- _Required action_:
The records that follow need to be output exactly as they are.
■ ■ ■ ■
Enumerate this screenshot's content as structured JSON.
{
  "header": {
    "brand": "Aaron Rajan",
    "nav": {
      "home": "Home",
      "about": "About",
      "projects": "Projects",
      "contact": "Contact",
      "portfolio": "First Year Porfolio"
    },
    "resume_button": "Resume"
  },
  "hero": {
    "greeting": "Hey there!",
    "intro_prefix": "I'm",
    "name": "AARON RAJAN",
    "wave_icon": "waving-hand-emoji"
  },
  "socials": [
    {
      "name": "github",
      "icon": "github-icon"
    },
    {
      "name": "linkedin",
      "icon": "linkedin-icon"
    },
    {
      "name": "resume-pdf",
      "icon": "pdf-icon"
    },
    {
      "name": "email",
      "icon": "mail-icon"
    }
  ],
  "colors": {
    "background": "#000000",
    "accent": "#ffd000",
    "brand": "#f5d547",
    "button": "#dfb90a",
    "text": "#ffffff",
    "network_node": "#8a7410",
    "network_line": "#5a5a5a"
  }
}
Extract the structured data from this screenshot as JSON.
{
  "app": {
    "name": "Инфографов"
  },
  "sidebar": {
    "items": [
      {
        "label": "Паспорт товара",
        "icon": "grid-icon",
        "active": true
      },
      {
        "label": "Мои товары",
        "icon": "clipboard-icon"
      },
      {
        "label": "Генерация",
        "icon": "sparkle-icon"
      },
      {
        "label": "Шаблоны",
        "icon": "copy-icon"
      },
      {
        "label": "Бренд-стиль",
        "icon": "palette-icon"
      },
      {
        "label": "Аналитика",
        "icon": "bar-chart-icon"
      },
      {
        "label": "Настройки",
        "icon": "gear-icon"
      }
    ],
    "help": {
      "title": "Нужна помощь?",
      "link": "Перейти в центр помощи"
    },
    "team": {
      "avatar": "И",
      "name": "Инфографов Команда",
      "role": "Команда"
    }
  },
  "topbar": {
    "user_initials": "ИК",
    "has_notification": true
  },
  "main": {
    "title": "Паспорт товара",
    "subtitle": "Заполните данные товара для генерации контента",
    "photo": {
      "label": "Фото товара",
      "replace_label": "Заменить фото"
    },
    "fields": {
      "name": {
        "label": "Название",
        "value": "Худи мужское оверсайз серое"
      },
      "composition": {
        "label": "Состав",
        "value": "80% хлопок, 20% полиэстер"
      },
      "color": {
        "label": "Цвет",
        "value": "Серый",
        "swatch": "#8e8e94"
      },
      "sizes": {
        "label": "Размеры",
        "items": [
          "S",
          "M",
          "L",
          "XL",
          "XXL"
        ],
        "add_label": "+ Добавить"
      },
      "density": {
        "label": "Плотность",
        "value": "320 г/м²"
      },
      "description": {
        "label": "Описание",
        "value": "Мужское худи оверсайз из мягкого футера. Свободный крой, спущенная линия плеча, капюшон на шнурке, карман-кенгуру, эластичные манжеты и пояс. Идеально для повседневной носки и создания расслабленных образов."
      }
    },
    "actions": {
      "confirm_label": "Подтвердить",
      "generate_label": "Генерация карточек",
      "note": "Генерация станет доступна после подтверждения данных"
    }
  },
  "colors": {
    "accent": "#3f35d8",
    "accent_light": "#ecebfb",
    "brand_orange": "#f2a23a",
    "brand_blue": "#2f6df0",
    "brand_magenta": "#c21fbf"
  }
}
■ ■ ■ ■
- _Solution for this problem_:
Enumerate this screenshot's content as structured JSON.
{
  "header": {
    "brand": "Aaron Rajan",
    "nav": {
      "home": "Home",
      "about": "About",
      "projects": "Projects",
      "contact": "Contact",
      "portfolio": "First Year Porfolio"
    },
    "resume_button": "Resume"
  },
  "hero": {
    "greeting": "Hey there!",
    "intro_prefix": "I'm",
    "name": "AARON RAJAN",
    "wave_icon": "waving-hand-emoji"
  },
  "socials": [
    {
      "name": "github",
      "icon": "github-icon"
    },
    {
      "name": "linkedin",
      "icon": "linkedin-icon"
    },
    {
      "name": "resume-pdf",
      "icon": "pdf-icon"
    },
    {
      "name": "email",
      "icon": "mail-icon"
    }
  ],
  "colors": {
    "background": "#000000",
    "accent": "#ffd000",
    "brand": "#f5d547",
    "button": "#dfb90a",
    "text": "#ffffff",
    "network_node": "#8a7410",
    "network_line": "#5a5a5a"
  }
}
Extract the structured data from this screenshot as JSON.
{
  "app": {
    "name": "Инфографов"
  },
  "sidebar": {
    "items": [
      {
        "label": "Паспорт товара",
        "icon": "grid-icon",
        "active": true
      },
      {
        "label": "Мои товары",
        "icon": "clipboard-icon"
      },
      {
        "label": "Генерация",
        "icon": "sparkle-icon"
      },
      {
        "label": "Шаблоны",
        "icon": "copy-icon"
      },
      {
        "label": "Бренд-стиль",
        "icon": "palette-icon"
      },
      {
        "label": "Аналитика",
        "icon": "bar-chart-icon"
      },
      {
        "label": "Настройки",
        "icon": "gear-icon"
      }
    ],
    "help": {
      "title": "Нужна помощь?",
      "link": "Перейти в центр помощи"
    },
    "team": {
      "avatar": "И",
      "name": "Инфографов Команда",
      "role": "Команда"
    }
  },
  "topbar": {
    "user_initials": "ИК",
    "has_notification": true
  },
  "main": {
    "title": "Паспорт товара",
    "subtitle": "Заполните данные товара для генерации контента",
    "photo": {
      "label": "Фото товара",
      "replace_label": "Заменить фото"
    },
    "fields": {
      "name": {
        "label": "Название",
        "value": "Худи мужское оверсайз серое"
      },
      "composition": {
        "label": "Состав",
        "value": "80% хлопок, 20% полиэстер"
      },
      "color": {
        "label": "Цвет",
        "value": "Серый",
        "swatch": "#8e8e94"
      },
      "sizes": {
        "label": "Размеры",
        "items": [
          "S",
          "M",
          "L",
          "XL",
          "XXL"
        ],
        "add_label": "+ Добавить"
      },
      "density": {
        "label": "Плотность",
        "value": "320 г/м²"
      },
      "description": {
        "label": "Описание",
        "value": "Мужское худи оверсайз из мягкого футера. Свободный крой, спущенная линия плеча, капюшон на шнурке, карман-кенгуру, эластичные манжеты и пояс. Идеально для повседневной носки и создания расслабленных образов."
      }
    },
    "actions": {
      "confirm_label": "Подтвердить",
      "generate_label": "Генерация карточек",
      "note": "Генерация станет доступна после подтверждения данных"
    }
  },
  "colors": {
    "accent": "#3f35d8",
    "accent_light": "#ecebfb",
    "brand_orange": "#f2a23a",
    "brand_blue": "#2f6df0",
    "brand_magenta": "#c21fbf"
  }
}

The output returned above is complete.